As reported by World Bank Blogs, young men who experience violence “often struggle to reintegrate peacefully into their communities” when hostilities end. While American youth typically have little experience with real-world war, simulated war games do occupy much of their time and may over time color their everyday perceptions of life. As noted by Centrical, some of the top benefits of simulations training include:

  1. Allowing you to practice genuine real-life scenarios and responses
  2. Repetition of content, which boosts knowledge retention
  3. Personalization and diversification, so you can learn from your mistakes and evaluate your performance, thereby achieving a deeper level of learning

In short, violent mass shooter games are the perfect training platform for future mass shooters. Whereas a teenager without such exposure might not be very successful at carrying out a mass shooting due to inexperience with weapons and tactics, one who has spent many hours, years even, training in simulations could have knowledge akin to that of military personnel.

Add antidepressant side effects such as emotional blunting and loss of impulse control, and you have a perfect prescription for a mass casualty event.

On top of that, we, as a nation, also demonstrate the “righteousness” of war by engaging in them without end.When was the last time the U.S. was not at war someplace? It’s been ongoing for decades.

Even now, the United States insists on inserting itself into the dispute between Russia and Ukraine, and diplomacy isn’t the chosen conflict resolution tool. Sending weapons to Ukraine and calling for more violence against Russians are. Sen. Lindsey Graham has even called for the assassination of Russian President Vladimir Putin. Showing just how serious such a suggestion is, the White House had to publicly disavow it, stating Graham’s comment “is not the position of the U.S. government.”

Graham, meanwhile, does not appear to understand how his nonchalant call for murder might actually incite murder. In the wake of the Uvalde school shooting, he now wants to mobilize retired service members to enhance security at schools, and while that might be a good idea, how about also vowing never to call for the murder of political opponents?

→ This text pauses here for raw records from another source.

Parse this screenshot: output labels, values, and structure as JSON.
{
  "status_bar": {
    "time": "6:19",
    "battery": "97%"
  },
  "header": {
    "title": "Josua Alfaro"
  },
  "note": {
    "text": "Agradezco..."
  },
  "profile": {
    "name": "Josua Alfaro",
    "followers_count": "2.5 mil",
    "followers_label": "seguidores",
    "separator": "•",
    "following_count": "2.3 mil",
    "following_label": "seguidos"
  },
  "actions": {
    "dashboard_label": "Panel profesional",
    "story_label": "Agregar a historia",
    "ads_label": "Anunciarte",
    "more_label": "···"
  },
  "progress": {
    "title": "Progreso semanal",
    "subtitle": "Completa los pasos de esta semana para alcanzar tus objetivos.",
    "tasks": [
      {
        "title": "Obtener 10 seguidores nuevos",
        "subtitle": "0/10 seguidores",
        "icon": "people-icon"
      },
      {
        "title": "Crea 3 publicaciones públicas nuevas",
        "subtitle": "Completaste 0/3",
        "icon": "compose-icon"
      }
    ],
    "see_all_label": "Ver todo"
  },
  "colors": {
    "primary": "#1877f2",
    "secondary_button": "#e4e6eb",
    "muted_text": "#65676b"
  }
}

Don’t politicians understand that this could translate into some kid thinking it’s acceptable to murder THEIR perceived opponents?

As far as I can tell, mass shootings have far more to do with societal norms, dangerous medications, a lack of high-quality mental health services, and the normalization of violence through entertainment and in politics, than it does with gun laws per se.

There are likely many other factors as well, but these are clearly observable phenomena known to nurture violent behavior. I’m afraid Americans are in need of a far deeper and more introspective analysis of the problem than many are capable of at the moment. But those who can should try, and make an effort to affect much-needed change locally and in their own home.